What Is Dumping Syndrome? (And Why It Might not Be All Bad)
No surgery is 100% risk and consideration free and the gastric bypass is no different. In many cases, when we talk about the side effects of surgery, we focus on the decidedly negative ones. However, dumping syndrome is one of those very interesting side effects that, while very uncomfortable for the patient, may actually have some long term beneficial value. When we discussed dumping syndrome, we limit our discussion to the gastric bypass because of the way that the stomach is changed and. The outlets from the stomach into the small intestine, known as the stoma is removed and rebuilt during a bypass surgery. The new valve is not as efficient or as strong as the natural valve. This means that food and drink can enter into the more sensitive small intestines faster without being fully procesed in the stomach. This is known as rapid gastric emptying or dumping syndrome.
Symptoms Of Dumping Syndrome
There are two types of dumping syndrome, early and late. Early dumping syndrome occurs 10-30 minutes after you consume food when a mass of partially digested food and stomach acid move into the small intestine. This can cause your intestine to become full and bloated and does not allow for gut hormones to be released. Symptoms of early dumping syndrome include:
- Cold sweats
Late dumping syndrome occurs 1-3 hours after you consume food and is, in part, the result of a sugar spike. Your pancreas reacts by releasing insulin causing your blood sugar to drop. The quick rise and fall of your blood sugar is what causes the symptoms. Symptoms of late dumping syndrome include:
- Low blood sugar
- Rapid heartbeat
- Irregular heartbeat
- Cold sweats
How to treat Dumping Syndrome
To ease your mind, dumping syndrome is not life threatening and can be treated with dietary changes to reduce symptoms. Instead of eating 3 big meals a day, increase the number of meals and decrease the amount of food with each meal. You should also avoid drinking 30 minutes before or after meals. This will allow your stomach to digest the food before transferring it to the small intestine. Avoid sugary foods and beverages such as soda, pastries, bakery, and anything with refined sugars. You should also be cognizant of how much dairy you are consuming. Your diet should be high in fiber and protein.
Why then, you might ask, is Dumping Syndrome a good thing?
The answer to this is quite simple. Life changes dramatically, at least as far as diet and exercise, after bariatric surgery. We don’t know what to expect and while nutritional guidance is helpful, there is still a lot of uncertainty. However, dumping syndrome occurs when we eat improperly or liberalize our diet. This is especially true for high fat and high sugar foods and drinks. As a result, you can think of dumping syndrome as a warning shot on what not to eat. After having a few episodes of dumping syndrome, you will be better able to choose the right foods in the right quantities. Essentially it is our body’s educational tool
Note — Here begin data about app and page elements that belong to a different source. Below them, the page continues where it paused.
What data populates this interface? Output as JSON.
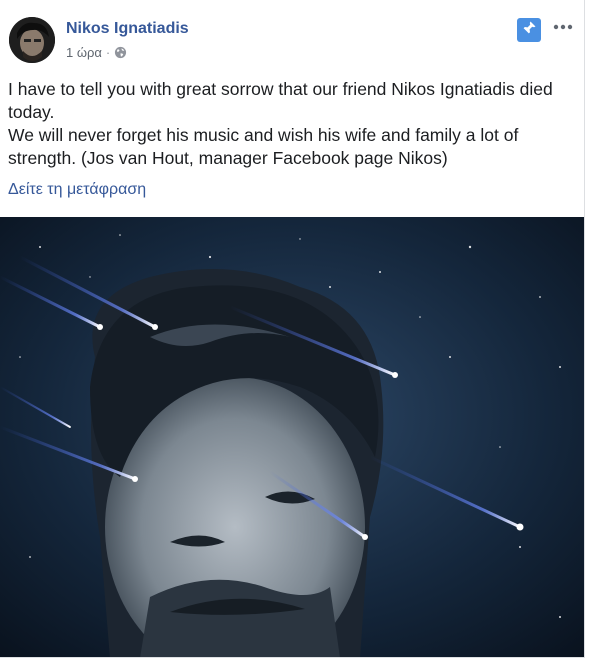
{
  "post": {
    "author": "Nikos Ignatiadis",
    "timestamp": "1 ώρα",
    "separator": "·",
    "audience_icon": "globe-icon",
    "pin_icon": "pin-icon",
    "more_icon": "more-options-icon",
    "text_lines": [
      "I have to tell you with great sorrow that our friend Nikos Ignatiadis died",
      "today.",
      "We will never forget his music and wish his wife and family a lot of",
      "strength. (Jos van Hout, manager Facebook page Nikos)"
    ],
    "translate_link": "Δείτε τη μετάφραση"
  },
  "colors": {
    "link": "#365899",
    "text": "#1c1e21",
    "meta": "#606770",
    "pin_bg": "#4a90e2",
    "photo_bg": "#0b1522"
  }
}
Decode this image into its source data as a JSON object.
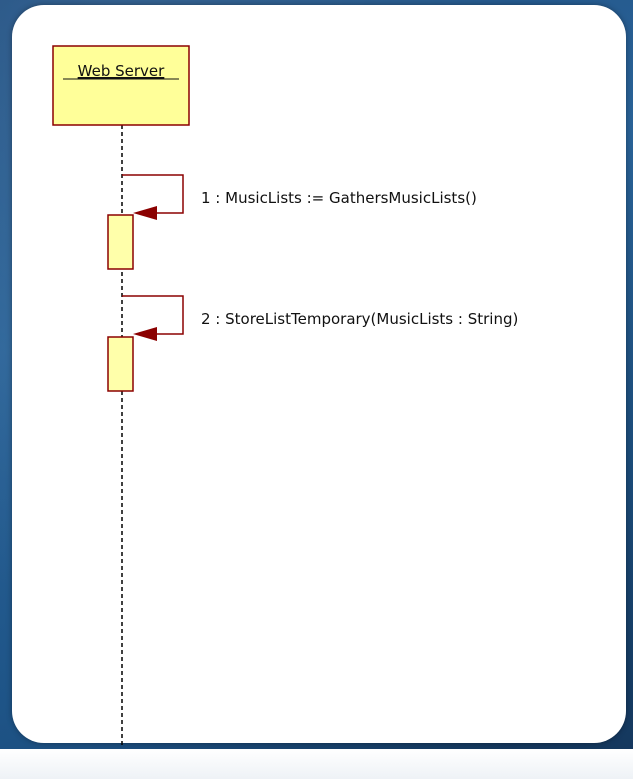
{
  "diagram": {
    "lifeline": {
      "name": "Web Server"
    },
    "messages": [
      {
        "label": "1 : MusicLists := GathersMusicLists()"
      },
      {
        "label": "2 : StoreListTemporary(MusicLists : String)"
      }
    ],
    "colors": {
      "box_fill": "#ffff99",
      "activation_fill": "#ffffaa",
      "stroke": "#8b0000",
      "lifeline": "#000000",
      "background": "#2a6398"
    }
  }
}
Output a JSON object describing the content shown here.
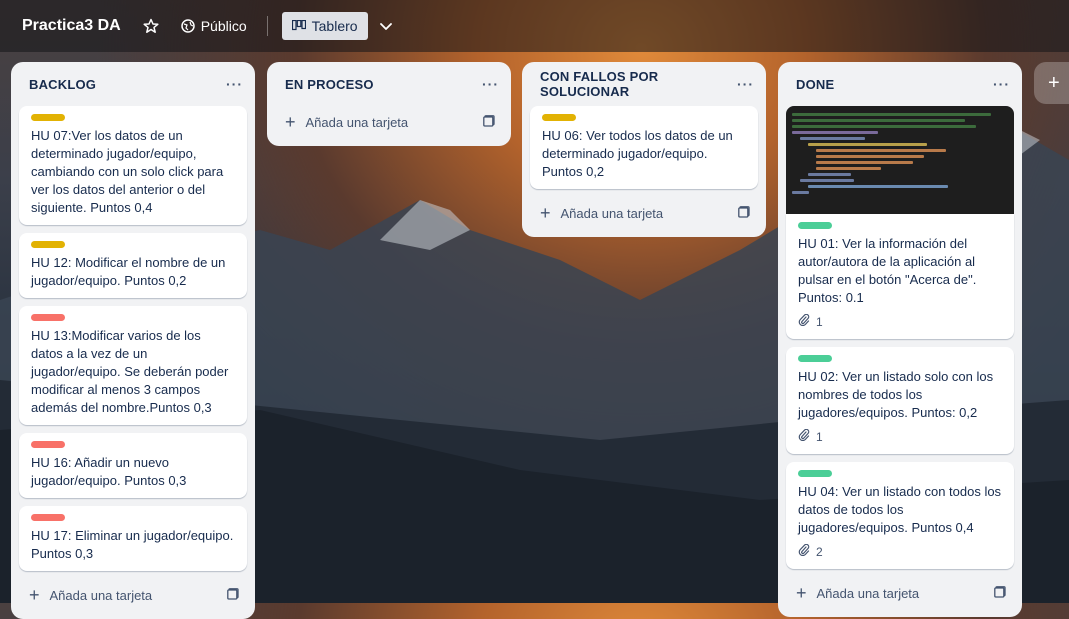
{
  "header": {
    "board_title": "Practica3 DA",
    "visibility": "Público",
    "view": "Tablero"
  },
  "colors": {
    "yellow": "#e2b203",
    "red": "#f87168",
    "green": "#4bce97"
  },
  "lists": [
    {
      "title": "BACKLOG",
      "cards": [
        {
          "label_color": "yellow",
          "text": "HU 07:Ver los datos de un determinado jugador/equipo, cambiando con un solo click para ver los datos del anterior o del siguiente. Puntos 0,4"
        },
        {
          "label_color": "yellow",
          "text": "HU 12: Modificar el nombre de un jugador/equipo. Puntos 0,2"
        },
        {
          "label_color": "red",
          "text": "HU 13:Modificar varios de los datos a la vez de un jugador/equipo. Se deberán poder modificar al menos 3 campos además del nombre.Puntos 0,3"
        },
        {
          "label_color": "red",
          "text": "HU 16: Añadir un nuevo jugador/equipo. Puntos 0,3"
        },
        {
          "label_color": "red",
          "text": "HU 17: Eliminar un jugador/equipo. Puntos 0,3"
        }
      ],
      "add_label": "Añada una tarjeta"
    },
    {
      "title": "EN PROCESO",
      "cards": [],
      "add_label": "Añada una tarjeta"
    },
    {
      "title": "CON FALLOS POR SOLUCIONAR",
      "cards": [
        {
          "label_color": "yellow",
          "text": "HU 06: Ver todos los datos de un determinado jugador/equipo. Puntos 0,2"
        }
      ],
      "add_label": "Añada una tarjeta"
    },
    {
      "title": "DONE",
      "cards": [
        {
          "label_color": "green",
          "text": "HU 01: Ver la información del autor/autora de la aplicación al pulsar en el botón \"Acerca de\". Puntos: 0.1",
          "attachments": "1"
        },
        {
          "label_color": "green",
          "text": "HU 02: Ver un listado solo con los nombres de todos los jugadores/equipos. Puntos: 0,2",
          "attachments": "1"
        },
        {
          "label_color": "green",
          "text": "HU 04: Ver un listado con todos los datos de todos los jugadores/equipos. Puntos 0,4",
          "attachments": "2"
        }
      ],
      "add_label": "Añada una tarjeta"
    }
  ]
}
The Bottom Line
Your body and lifestyle changes after undergoing bariatric surgery. This may seem like a lot to manage, but with the help of your trusted doctors and support system you can overcome all roadblocks along the way.
If you would like to talk to an experienced bariatric surgeon about weight loss surgery and what follows, schedule an appointment with us. MasJax is committed to making sure each and every one of our patients succeeds in their bariatric journey.